For half a century after Federation, West Sydney – covering Pyrmont and Ultimo – was such a safe Labor seat that it was taken for granted. When he became Prime Minister, Billy Hughes ditched his opposition to CSR, and his wharfie clients, to wage war for Australia and the empire. Understandably, he moved to electorates more in sympathy with his evolving values.
William Lambert was elected to the West Sydney seat, but rarely troubled Hansard. When he lost pre-selection in 1928, he told tales of Labor Party corruption, leading to a Royal Commission. It was his last stand against a party in which the AWU had lost much of its influence.
Jack Beasley then represented West Sydney, but devoted the 1930s to factional warfare, allied to Jack Lang. Briefly Charlie Hackett, Beasley and Armstrong created a splinter Non-Communist Labor Party. Only when Curtin led a reunited Labor Party did Beasley at last exercise his talents as a Minister.
Beasley was followed by William O’Çonnor, a taciturn AWU organiser, who (in 1949) moved quietly to another safe seat. The last member for West Sydney before it was abolished in 1949 was Dan Minogue, a salesman and publican.
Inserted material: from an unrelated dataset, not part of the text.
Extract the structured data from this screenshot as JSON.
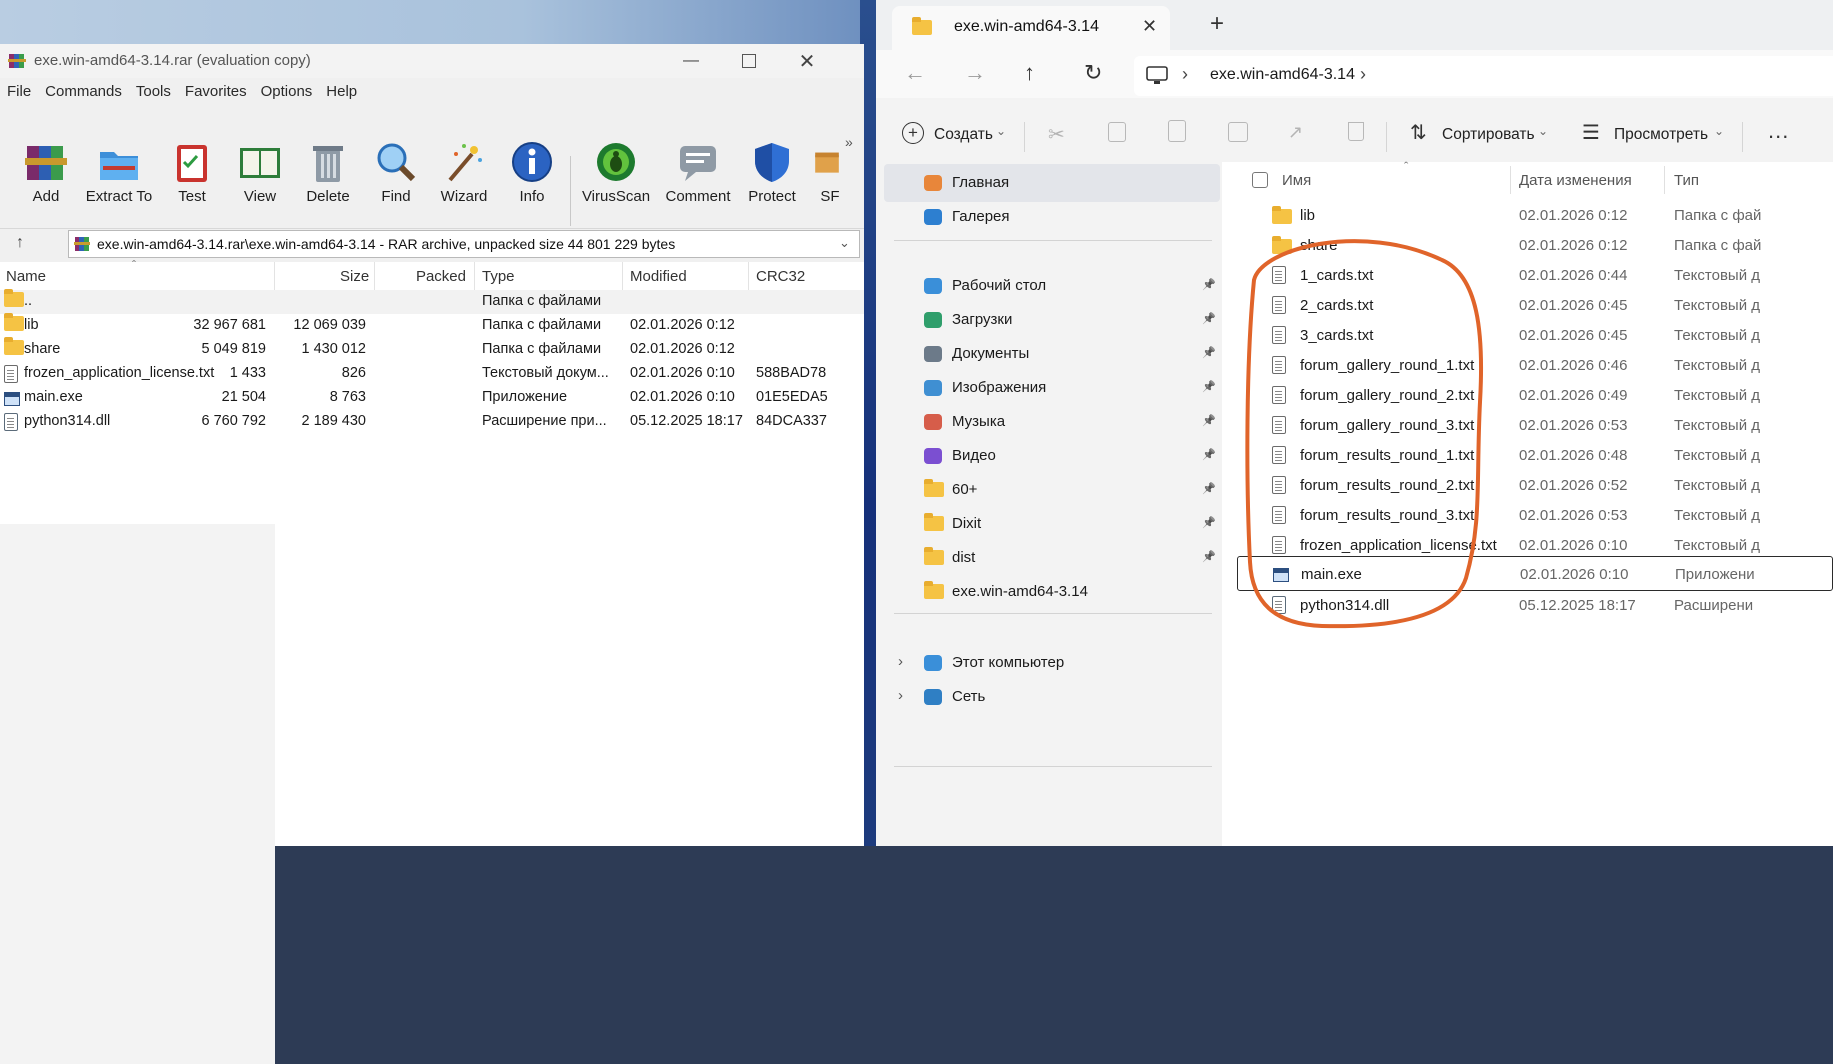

If he made a mark, it has been erased.
John Ignatius Armstrong was Senator from 1938 to 1962, when he was out-manoeuvred by factional opponents. Curiously, he was the second Pyrmont lad, after Beasley, to end his public career in the unlikely role of High Commissioner to the Court of Saint James.